The Life Of Pancho Villa Starring Pancho Villa is a four-star movie and I would like readers to understand that the movie has had a substantial impact on my life.
Pancho Villa came from humble beginnings but was a most important general and military strategist during the years of the Mexican Revolution, 1914-1917.
Winning the battles in the north of Mexico enabled him to dominate the region because of its economic importance to the country with its mining, oil, and agricultural concerns.
To finance his military ventures, Villa made a contract with west-coast movie producers to make a film about the revolution as it was happening. Although the movie was a silent film, Villa was a natural and brilliantly portrayed himself. His contract with the production company required him to only wage his battles during daylight hours because night-time filming & lighting technology did not exist and the movie had to be shot in sunlight.
One of the climaxes in the movie occurs when Villa engages the Federales at Torreon. Although he and his troops survived the battle, the Federales seemed to have a surprising store of munitions. Though violating his contract with the film producer who had paid him ungodly sums of money for filming rights, Villa attacked the Federales at Torreon in the middle of the night when film crews could not film.
The producer was enraged when Villa also blew up the church and stormed into Villa’s quarters to tell him off. The producer began by throwing a Virgin of Guadalupe medal on the dirt floor in anger. Villa had given the medal to the producer to protect him. Villa then explained that the church was destroyed because it was loaded with munitions and explosives and urged the producer to look out the window. As he did so, the producer saw a mini-version of Hiroshima and realized that Villa had saved his and everyone else’s lives by blowing up the church. This battle was the most important battle that ended the Mexican revolution’s war efforts.
The movie is a masterpiece and will no doubt be, at least, nominated for an Emmy. The movie is currently being shown nightly on the HBO Network cable channel, and stars Antonio Banderas. Because I was inspired by the movie and the life of Pancho Villa, I had to think about why I identified with him. I realized, that like Villa, I have spent my life helping the poor, the underdog, and the disenfranchised with little regard for money, power, or influence. Like Villa, I have attempted to be a leader.
Recently, Victor Huyke and Nelson Goodson, Publisher and Managing Editor of El Conquistador were guests on the “The Alan Eisenberg Show” (WRJN, 1400AM, Sundays 8pm-9pm CST) and in part discussed the life and reputation of Pancho Villa. I was corrected by both because I thought Villa had been a bandit. I learned then that Villa was a ‘Robin Hood’ at worst, and a freedom fighter at best, spending decades in liberating his people. I suddenly realized that I needed to learn more about Villa.

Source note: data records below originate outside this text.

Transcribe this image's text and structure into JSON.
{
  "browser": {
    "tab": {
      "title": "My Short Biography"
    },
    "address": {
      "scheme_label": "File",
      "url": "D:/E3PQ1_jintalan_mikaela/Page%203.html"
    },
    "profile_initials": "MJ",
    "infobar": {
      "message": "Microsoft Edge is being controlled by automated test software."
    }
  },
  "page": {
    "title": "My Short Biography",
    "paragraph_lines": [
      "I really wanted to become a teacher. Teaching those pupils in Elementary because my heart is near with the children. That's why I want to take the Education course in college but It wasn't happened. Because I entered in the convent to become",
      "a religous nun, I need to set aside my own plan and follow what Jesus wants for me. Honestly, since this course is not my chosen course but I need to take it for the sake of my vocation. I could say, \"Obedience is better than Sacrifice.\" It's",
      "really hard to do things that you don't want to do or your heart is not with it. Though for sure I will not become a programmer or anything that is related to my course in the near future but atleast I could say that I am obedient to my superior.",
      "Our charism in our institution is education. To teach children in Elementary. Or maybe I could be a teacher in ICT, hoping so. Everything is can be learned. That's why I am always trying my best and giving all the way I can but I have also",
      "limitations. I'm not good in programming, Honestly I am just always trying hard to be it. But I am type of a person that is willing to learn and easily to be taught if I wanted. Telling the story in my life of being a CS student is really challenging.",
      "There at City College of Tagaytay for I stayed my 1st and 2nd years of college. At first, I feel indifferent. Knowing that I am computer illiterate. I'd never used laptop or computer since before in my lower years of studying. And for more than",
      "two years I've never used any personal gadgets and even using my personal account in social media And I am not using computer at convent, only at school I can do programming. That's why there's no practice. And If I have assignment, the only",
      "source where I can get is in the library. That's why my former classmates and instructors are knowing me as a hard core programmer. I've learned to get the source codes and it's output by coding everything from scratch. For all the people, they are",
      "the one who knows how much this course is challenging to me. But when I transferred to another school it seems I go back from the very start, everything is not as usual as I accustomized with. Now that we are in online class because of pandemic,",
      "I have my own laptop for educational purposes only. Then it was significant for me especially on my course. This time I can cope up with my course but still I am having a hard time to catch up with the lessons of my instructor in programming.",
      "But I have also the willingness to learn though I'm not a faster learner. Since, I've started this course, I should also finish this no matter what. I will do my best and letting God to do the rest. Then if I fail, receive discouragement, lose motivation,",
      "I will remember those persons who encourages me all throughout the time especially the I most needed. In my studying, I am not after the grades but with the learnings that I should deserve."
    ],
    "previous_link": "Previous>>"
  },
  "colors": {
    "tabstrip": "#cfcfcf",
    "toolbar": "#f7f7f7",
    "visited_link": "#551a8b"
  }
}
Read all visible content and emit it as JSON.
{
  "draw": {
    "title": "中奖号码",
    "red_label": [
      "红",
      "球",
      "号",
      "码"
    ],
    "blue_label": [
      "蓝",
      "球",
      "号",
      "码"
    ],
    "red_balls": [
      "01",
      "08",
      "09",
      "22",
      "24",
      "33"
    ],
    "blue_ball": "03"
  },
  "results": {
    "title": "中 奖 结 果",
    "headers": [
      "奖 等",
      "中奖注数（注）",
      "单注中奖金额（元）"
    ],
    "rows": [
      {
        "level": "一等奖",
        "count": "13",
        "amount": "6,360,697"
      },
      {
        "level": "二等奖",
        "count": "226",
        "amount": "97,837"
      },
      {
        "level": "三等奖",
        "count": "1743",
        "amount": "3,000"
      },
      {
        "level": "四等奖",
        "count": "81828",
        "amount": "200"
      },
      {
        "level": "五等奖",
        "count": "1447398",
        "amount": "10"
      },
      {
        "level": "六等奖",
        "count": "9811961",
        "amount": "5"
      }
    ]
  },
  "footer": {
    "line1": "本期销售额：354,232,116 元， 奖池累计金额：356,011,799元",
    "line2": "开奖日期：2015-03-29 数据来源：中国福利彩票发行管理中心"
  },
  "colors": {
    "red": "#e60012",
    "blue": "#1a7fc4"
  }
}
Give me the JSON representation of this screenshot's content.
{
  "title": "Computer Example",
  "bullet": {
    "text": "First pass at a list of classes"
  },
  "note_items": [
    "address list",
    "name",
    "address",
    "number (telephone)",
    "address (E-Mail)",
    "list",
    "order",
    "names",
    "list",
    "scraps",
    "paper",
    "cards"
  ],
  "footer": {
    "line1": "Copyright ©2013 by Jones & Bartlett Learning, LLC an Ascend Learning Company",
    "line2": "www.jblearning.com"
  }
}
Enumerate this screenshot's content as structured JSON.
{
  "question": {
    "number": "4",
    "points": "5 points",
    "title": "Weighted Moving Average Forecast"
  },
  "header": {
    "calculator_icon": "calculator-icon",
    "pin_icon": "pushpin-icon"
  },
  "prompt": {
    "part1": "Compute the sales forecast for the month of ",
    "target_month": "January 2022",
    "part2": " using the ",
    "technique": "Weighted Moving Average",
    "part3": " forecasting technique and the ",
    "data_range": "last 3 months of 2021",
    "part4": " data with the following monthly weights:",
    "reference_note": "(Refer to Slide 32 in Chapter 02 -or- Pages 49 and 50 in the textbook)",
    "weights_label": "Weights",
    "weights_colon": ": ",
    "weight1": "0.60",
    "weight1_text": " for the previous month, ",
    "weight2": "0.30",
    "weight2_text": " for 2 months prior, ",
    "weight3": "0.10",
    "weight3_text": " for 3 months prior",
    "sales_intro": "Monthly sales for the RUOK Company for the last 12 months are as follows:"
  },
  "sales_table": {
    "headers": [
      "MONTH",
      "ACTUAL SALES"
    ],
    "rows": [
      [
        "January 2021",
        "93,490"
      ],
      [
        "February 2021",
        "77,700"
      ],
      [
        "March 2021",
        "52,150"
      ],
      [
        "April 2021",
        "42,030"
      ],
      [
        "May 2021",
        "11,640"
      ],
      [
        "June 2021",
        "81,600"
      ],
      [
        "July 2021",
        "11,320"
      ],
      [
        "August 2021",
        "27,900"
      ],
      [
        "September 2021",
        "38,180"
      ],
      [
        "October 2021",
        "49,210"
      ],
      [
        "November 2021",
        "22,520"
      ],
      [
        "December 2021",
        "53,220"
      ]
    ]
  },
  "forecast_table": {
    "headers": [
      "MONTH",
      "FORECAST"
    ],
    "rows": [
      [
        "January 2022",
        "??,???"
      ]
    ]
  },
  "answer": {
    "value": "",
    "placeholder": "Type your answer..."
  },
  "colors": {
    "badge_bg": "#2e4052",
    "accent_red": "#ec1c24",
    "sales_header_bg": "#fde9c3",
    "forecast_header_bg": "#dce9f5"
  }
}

I immediately began researching history books about Villa. Pancho Villa was born Doroteo Arrango in Durango, Mexico in 1877. Some reports set the date as either 1878 or 1879. Historians report that his real father was Luis Ferman Gurrola, the son of a Jewish immigrant from Lichtenstein. Villa’s half-brother is reported to have been a practicing Jew. At age 16, Villa killed a man who raped his younger sister. Somewhere during the next five years he changed his name to Francisco Villa to evade the law and protect his family from revenge-seekers.
In his twenties, he worked as a miner, a bank-robber, and a cattle-rustler. By 1910, he joined Francisco Madero’s Revolutionary Forces and due to his charismatic persona, he was able to recruit an army of many thousands, which even included Americans. Villa ruled over northern Mexico like a medieval war-lord.
According to one of Villa’s last surviving widows, he officially married 26 times. In 1923 he was assassinated while returning from bank business in Parral, Chihuahua.
Today Villa is remembered with pride by most Mexicans for having led the most important military campaigns of the constitutionalist revolution, in which his troops were victorious as far south as Zacatecas and Mexico City, east as far as Tampico, and west as far as Casas Grandes. Because of Villa’s Columbus escapade and subsequent evasion of U.S. Troops, he is also often cited as the only foreign military personage ever to have “successfully” invaded continental U.S. territory.
I have searched Milwaukee for local traces of Pancho Villa. On a tip from journalists, I discovered Frank Villa II, a banker at the Mitchell Street Bank. It appears that Frank Villa, who is also the son of Frank Villa, Jr. a Milwaukee religious cleric, is a descendent of Pancho Villa. Frank Villa, the banker, is descended from Pancho Villa who was a bank robber, but also a hero. Frank Villa’s great uncle, who died twenty years ago his late eighties, actually rode with Villa in battle and was a bugler. In the editorial offices of El Conquistador, Villa is depicted in a picture which includes an ancestor of Victor Huyke.
As we go to press, we are forming “Viva Villa”, a group formed to celebrate the life of Pancho Villa, study historical accounts, and present a Pancho Villa exhibition at Fiesta Mexicana in 2004. Interested parties and aficionados should contact Alan Eisenberg, (414) 344-3333 for more information.